- [What you should do]: All lines with the word "icon" in the material below are required.

======== Provided data

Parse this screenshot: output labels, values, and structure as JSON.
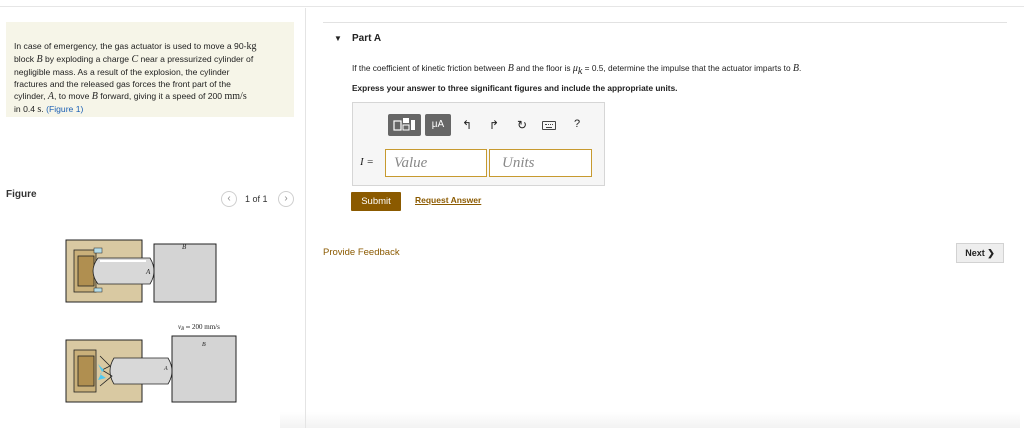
{
  "problem": {
    "text_html": "In case of emergency, the gas actuator is used to move a 90-<span style=\"font-family:'Liberation Serif',serif;font-size:10px\">kg</span><br>block <i>B</i> by exploding a charge <i>C</i> near a pressurized cylinder of<br>negligible mass. As a result of the explosion, the cylinder<br>fractures and the released gas forces the front part of the<br>cylinder, <i>A</i>, to move <i>B</i> forward, giving it a speed of 200 <span style=\"font-family:'Liberation Serif',serif;font-size:10px\">mm/s</span><br>in 0.4 <span style=\"font-family:'Liberation Serif',serif;font-size:10px\">s</span>. <span class=\"link\">(Figure 1)</span>"
  },
  "figure": {
    "title": "Figure",
    "prev_icon": "chevron-left-icon",
    "next_icon": "chevron-right-icon",
    "page": "1 of 1",
    "label_B_top": "B",
    "label_A_top": "A",
    "label_vB": "v",
    "label_vB_sub": "B",
    "label_speed": "200 mm/s",
    "label_B_bottom": "B",
    "label_A_bottom": "A"
  },
  "part_a": {
    "title": "Part A",
    "question_html": "If the coefficient of kinetic friction between <i>B</i> and the floor is <i>μ</i><sub style=\"font-size:7px\"><i>k</i></sub> = 0.5, determine the impulse that the actuator imparts to <i>B</i>.",
    "instruction": "Express your answer to three significant figures and include the appropriate units.",
    "toolbar": {
      "template_icon": "template-icon",
      "units_label": "μA",
      "undo_icon": "undo-icon",
      "redo_icon": "redo-icon",
      "reset_icon": "reset-icon",
      "keyboard_icon": "keyboard-icon",
      "help_label": "?"
    },
    "variable_label": "I =",
    "value_placeholder": "Value",
    "units_placeholder": "Units",
    "submit_label": "Submit",
    "request_answer_label": "Request Answer"
  },
  "feedback_label": "Provide Feedback",
  "next_label": "Next ❯",
  "colors": {
    "accent": "#8b5a00",
    "problem_bg": "#f6f5e8",
    "link": "#1a5fb4",
    "field_border": "#c79a2f"
  }
}
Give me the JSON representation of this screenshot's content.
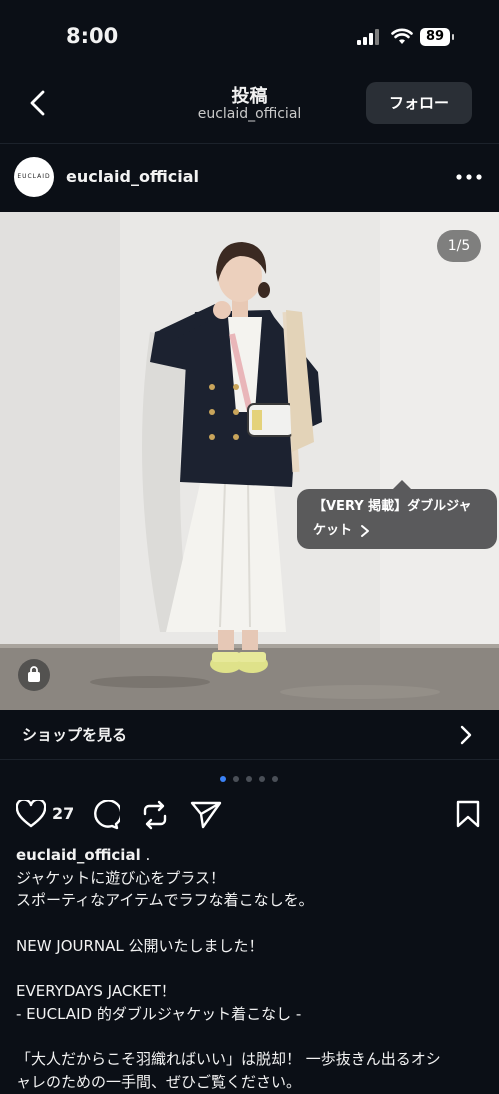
{
  "status_bar": {
    "time": "8:00",
    "battery": "89"
  },
  "header": {
    "title": "投稿",
    "subtitle": "euclaid_official",
    "follow_label": "フォロー"
  },
  "profile": {
    "username": "euclaid_official",
    "avatar_text": "EUCLAID"
  },
  "media": {
    "counter": "1/5",
    "tag_line1": "【VERY 掲載】ダブルジャ",
    "tag_line2": "ケット",
    "active_dot": 0,
    "dot_count": 5
  },
  "shop": {
    "label": "ショップを見る"
  },
  "actions": {
    "like_count": "27"
  },
  "caption": {
    "username": "euclaid_official",
    "suffix": " .",
    "lines": [
      "ジャケットに遊び心をプラス！",
      "スポーティなアイテムでラフな着こなしを。",
      "",
      "NEW JOURNAL 公開いたしました！",
      "",
      "EVERYDAYS JACKET！",
      "- EUCLAID 的ダブルジャケット着こなし -",
      "",
      "「大人だからこそ羽織ればいい」は脱却！ 一歩抜きん出るオシ",
      "ャレのための一手間、ぜひご覧ください。"
    ]
  },
  "colors": {
    "background": "#0b0f16",
    "accent_dot": "#3b82f6",
    "wall": "#e9e8e6",
    "floor": "#8b8680",
    "jacket": "#1c2230"
  }
}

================

- [Solution to this problem]:
    "prev_icon": "chevron-left-icon",
    "next_icon": "chevron-right-icon",
      "template_icon": "template-icon",
      "undo_icon": "undo-icon",
      "redo_icon": "redo-icon",
      "reset_icon": "reset-icon",
      "keyboard_icon": "keyboard-icon",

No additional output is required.